In the back, there’s just enough room for two 6ft-tall passengers, even with a taller driver up front. There is seating for three, if you need it, but it’s really just for children at that point. It’s quite comfortable in the back, otherwise, with a decent view and enough room to avoid feeling hemmed in. The seats are quite firm, however, like those up front.
The boot is usefully big, at a Fiesta-rivalling 292 litres, and the rear seats split and fold should you need more room. You don’t get a space-saver spare as standard, though, but one is available for £100.
All in, the Ibiza is a practical and smart hatchback. The dash, in particular, is far more cleanly styled than that of the Fiesta. Many buyers will also appreciate the wide range of options, including cruise control and sat-nav.

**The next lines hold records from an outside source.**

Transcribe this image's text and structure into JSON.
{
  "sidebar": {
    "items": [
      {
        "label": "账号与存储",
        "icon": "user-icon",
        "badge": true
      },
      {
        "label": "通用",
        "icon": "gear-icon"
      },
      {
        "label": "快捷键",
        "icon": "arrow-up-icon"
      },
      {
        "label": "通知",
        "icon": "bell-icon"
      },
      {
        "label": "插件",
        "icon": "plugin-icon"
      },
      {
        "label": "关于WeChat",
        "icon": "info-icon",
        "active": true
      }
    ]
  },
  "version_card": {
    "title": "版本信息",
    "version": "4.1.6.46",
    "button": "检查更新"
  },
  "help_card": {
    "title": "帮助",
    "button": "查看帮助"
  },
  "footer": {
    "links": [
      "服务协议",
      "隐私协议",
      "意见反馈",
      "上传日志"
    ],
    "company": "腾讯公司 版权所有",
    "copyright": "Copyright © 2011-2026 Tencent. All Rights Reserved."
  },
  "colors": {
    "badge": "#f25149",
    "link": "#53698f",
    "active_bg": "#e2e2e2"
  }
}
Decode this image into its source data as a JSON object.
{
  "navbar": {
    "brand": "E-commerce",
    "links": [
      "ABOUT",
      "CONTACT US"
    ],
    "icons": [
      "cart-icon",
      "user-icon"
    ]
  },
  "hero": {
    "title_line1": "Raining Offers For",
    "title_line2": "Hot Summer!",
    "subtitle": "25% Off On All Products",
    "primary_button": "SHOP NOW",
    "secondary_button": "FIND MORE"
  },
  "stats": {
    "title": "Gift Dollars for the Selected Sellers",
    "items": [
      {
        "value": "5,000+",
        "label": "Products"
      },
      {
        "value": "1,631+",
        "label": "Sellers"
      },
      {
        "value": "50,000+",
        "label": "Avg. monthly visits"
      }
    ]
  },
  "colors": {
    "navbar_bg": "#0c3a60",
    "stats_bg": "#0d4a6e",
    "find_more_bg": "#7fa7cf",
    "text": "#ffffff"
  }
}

Should I buy one?
This particular version of the Seat Ibiza is a competent, well-designed and pleasant car to drive, and the updates make it a more appealing prospect than it was before. It doesn't feel like it was launched several years ago, either, which is no mean feat.
It also remains, as with Ibizas of old, comparatively good value. A list price of £13,025 may sound expensive, particularly for a small naturally aspirated hatch, but it's a similar price to any of the commonly suggested mainstream alternatives.
You do get a good amount of kit in the Seat, adding to its appeal, plus that stout build quality and feel many may look for. That said, you could get a similarly specified Suzuki Swift or Hyundai i20 for less, but there would be trade-offs on various fronts, such as refinement.
However, fitted with this engine, the Seat is a car that's best suited primarily to around-town work. It's more than capable of undertaking the odd motorway trip or cross-country jaunt, but if you're regularly entertaining higher speeds then we'd recommend opting for the 1.0 EcoTSI 95 version of the Ibiza instead.
Furthermore, the turbocharged 101bhp three-cylinder version completes the 0-62mph sprint in a more tolerable 10.4sec, and its higher 118lb ft of torque grants it significantly better in-gear flexibility. It'll probably prove more economical, too, and it isn't that much more expensive to buy, commanding a premium of £950 over the naturally aspirated alternative tested here.
2015 Seat Ibiza 1.0 75PS SE
Location Waddesdon, Buckinghamshire; On sale Now; Price £13,025; Engine 3 cyls, 999cc, petrol; Power 74bhp at 6200rpm; Torque 70lb ft at 3000rpm; Kerb weight 1043kg; Gearbox 5-spd manual; 0-62mph 14.3sec; Top speed 107mph; Economy 54.3mpg (combined); CO2/tax band 118g/km, 18%